Sixteen days after the explosion at the Sago mine outside of Buckhannon, W.V. and federal investigators have still not been able to gain access to the mine. The Mine Safety and Health Administration (MSHA) says the company is still pumping water out of the mine, and it could be another three to four days before investigators get inside. Once they do enter the mine, they will look for evidence into what caused the explosion that killed 12 miners and nearly killed Randal McCloy.
McCloy has been upgraded to serious condition at West Virginia University Hospital, where doctors say there are signs he is starting to come out of his coma. Today, Dr. Julian Bailes said to his knowledge, no one else has ever survived such a lengthy exposure to carbon monoxide. He may have avoided brain damage, but doctors won't be sure until he awakens more fully.
The question many people have is whether McCloy was able to find fresh air that allowed him to live longer than his co-workers. Family members have suggested the other miners may have given McCloy their oxygen, since he was the youngest of them all with two small children. We may not know the truth unless McCloy himself fully awakens and tells us what the miners went through more than two miles into the Sago mine.
Also today, the head of MSHA announced he is appointing an MSHA veteran to head an internal investigation into how MSHA performed during and after the disaster. George Fesak will look at how quickly the feds responded to the mine disaster.

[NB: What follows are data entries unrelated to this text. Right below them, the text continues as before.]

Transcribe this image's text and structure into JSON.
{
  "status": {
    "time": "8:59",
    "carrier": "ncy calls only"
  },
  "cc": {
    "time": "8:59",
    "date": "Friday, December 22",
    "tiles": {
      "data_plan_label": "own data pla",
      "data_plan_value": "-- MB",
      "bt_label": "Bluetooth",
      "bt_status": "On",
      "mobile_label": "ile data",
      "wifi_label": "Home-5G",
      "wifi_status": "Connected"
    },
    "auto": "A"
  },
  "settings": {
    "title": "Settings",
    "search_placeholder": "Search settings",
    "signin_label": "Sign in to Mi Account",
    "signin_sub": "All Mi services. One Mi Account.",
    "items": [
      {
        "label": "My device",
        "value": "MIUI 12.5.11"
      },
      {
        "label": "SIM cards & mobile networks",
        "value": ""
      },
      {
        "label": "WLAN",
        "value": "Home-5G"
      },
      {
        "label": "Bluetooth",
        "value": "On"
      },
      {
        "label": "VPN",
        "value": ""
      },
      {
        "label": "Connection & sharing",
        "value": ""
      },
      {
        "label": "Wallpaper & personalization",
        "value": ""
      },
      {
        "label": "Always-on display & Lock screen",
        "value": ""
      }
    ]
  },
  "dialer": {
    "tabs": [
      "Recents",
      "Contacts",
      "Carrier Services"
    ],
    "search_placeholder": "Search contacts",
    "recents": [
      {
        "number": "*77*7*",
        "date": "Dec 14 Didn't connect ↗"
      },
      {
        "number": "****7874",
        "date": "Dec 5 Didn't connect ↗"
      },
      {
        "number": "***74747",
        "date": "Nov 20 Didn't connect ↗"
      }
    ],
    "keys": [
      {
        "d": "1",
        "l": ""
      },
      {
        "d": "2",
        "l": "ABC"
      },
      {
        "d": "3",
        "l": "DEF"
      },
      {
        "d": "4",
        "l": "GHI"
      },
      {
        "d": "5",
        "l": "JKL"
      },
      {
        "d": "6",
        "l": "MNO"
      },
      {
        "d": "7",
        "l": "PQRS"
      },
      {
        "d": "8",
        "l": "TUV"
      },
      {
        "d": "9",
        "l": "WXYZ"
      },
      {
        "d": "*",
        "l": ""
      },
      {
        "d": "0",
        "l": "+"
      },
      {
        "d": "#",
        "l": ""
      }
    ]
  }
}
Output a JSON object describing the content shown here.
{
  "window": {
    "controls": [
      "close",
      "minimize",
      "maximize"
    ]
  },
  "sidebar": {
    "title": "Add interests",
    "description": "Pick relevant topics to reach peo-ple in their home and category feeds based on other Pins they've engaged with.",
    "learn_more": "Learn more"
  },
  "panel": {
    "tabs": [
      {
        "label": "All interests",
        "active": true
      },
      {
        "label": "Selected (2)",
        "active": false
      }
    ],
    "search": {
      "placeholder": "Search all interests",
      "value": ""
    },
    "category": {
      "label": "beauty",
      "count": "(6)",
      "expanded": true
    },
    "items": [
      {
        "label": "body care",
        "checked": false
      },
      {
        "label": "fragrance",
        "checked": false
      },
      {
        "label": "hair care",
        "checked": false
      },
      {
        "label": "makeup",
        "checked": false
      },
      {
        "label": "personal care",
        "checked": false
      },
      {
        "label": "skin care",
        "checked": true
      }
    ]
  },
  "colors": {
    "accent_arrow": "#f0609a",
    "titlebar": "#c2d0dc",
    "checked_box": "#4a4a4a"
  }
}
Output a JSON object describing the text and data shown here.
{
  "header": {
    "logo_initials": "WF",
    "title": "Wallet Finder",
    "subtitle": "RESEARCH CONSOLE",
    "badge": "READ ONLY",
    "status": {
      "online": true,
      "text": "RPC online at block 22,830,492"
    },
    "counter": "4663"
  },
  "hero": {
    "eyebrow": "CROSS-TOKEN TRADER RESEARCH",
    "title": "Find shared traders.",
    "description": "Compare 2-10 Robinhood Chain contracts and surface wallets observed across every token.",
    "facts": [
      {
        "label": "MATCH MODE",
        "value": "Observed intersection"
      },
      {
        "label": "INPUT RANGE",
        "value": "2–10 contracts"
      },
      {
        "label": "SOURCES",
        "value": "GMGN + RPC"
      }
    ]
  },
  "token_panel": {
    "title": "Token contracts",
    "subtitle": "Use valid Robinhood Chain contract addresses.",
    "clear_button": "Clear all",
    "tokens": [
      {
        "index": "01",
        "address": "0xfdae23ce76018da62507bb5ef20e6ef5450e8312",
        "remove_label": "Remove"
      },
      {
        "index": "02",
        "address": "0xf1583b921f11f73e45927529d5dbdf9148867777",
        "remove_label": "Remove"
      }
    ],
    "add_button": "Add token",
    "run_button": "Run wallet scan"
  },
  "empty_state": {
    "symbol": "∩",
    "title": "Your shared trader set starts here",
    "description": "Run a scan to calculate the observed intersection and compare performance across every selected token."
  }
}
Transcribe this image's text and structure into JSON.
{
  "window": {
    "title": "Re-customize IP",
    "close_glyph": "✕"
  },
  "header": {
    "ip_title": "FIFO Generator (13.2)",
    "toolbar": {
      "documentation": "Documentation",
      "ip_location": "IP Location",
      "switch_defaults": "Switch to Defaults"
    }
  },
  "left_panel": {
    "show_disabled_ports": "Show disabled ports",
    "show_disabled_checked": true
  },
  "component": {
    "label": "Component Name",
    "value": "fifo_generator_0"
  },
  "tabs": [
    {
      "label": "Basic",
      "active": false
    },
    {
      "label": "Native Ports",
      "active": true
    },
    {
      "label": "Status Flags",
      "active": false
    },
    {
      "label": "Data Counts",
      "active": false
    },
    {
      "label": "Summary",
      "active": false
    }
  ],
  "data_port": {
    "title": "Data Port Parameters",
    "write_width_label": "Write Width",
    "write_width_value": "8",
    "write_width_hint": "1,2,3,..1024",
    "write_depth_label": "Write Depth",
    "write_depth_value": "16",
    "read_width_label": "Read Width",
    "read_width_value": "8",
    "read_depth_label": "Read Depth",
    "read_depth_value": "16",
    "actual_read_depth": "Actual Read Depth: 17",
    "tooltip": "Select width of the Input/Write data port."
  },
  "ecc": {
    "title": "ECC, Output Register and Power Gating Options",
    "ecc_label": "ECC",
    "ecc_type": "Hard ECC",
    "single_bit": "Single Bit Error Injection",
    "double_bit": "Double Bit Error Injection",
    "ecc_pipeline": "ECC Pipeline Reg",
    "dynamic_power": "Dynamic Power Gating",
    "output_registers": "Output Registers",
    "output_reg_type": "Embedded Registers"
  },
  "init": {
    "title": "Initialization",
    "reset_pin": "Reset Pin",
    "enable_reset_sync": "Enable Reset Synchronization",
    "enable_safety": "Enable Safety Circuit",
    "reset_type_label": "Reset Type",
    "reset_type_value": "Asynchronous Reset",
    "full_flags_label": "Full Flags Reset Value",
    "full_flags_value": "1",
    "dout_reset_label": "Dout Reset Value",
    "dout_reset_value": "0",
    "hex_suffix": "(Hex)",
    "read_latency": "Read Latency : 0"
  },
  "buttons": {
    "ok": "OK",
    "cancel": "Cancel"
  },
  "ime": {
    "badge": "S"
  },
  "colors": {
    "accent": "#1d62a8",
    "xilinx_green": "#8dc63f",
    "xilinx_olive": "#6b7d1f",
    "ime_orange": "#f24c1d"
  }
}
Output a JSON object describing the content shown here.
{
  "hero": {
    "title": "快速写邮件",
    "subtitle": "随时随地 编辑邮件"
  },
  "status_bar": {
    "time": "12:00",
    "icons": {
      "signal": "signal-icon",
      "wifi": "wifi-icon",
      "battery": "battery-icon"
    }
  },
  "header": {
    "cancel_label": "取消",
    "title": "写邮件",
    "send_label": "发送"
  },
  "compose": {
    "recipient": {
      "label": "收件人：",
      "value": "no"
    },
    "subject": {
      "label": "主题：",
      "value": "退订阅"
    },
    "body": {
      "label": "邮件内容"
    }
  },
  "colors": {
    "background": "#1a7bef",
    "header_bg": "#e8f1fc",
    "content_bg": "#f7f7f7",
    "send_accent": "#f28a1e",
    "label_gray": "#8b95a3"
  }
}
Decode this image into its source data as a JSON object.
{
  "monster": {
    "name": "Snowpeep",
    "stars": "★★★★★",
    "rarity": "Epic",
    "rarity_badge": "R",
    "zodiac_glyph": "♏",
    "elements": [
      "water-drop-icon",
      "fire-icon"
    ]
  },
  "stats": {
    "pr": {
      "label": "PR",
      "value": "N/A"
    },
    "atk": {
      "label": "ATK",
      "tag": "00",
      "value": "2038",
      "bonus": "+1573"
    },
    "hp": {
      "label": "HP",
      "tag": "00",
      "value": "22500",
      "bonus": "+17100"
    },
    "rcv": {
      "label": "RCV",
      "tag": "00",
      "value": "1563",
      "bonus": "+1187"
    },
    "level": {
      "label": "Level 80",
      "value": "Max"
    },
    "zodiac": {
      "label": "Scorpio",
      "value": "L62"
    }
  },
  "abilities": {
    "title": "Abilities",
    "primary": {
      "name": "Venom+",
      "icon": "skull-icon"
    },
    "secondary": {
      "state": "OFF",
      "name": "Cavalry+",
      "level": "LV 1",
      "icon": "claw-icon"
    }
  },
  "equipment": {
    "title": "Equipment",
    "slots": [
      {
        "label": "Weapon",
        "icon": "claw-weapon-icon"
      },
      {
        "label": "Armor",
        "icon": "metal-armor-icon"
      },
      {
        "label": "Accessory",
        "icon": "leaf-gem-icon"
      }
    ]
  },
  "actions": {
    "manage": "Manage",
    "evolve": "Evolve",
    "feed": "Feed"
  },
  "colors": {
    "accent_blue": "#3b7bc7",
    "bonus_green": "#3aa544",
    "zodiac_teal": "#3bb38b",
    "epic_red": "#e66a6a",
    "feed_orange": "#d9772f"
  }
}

The president and CEO of International Coal Group, Ben Hatfield, told NBC News last week that the first calls to MSHA resulted in voicemails and home phones went unanswered. The accident happened at 6:31 a.m. on Monday, Jan. 2, a federal holiday. Rescue teams did not enter the mine until 11 hours later - though federal, state, and company officials have all said the teams could not rush to enter the mine given the poisonous levels of gasses.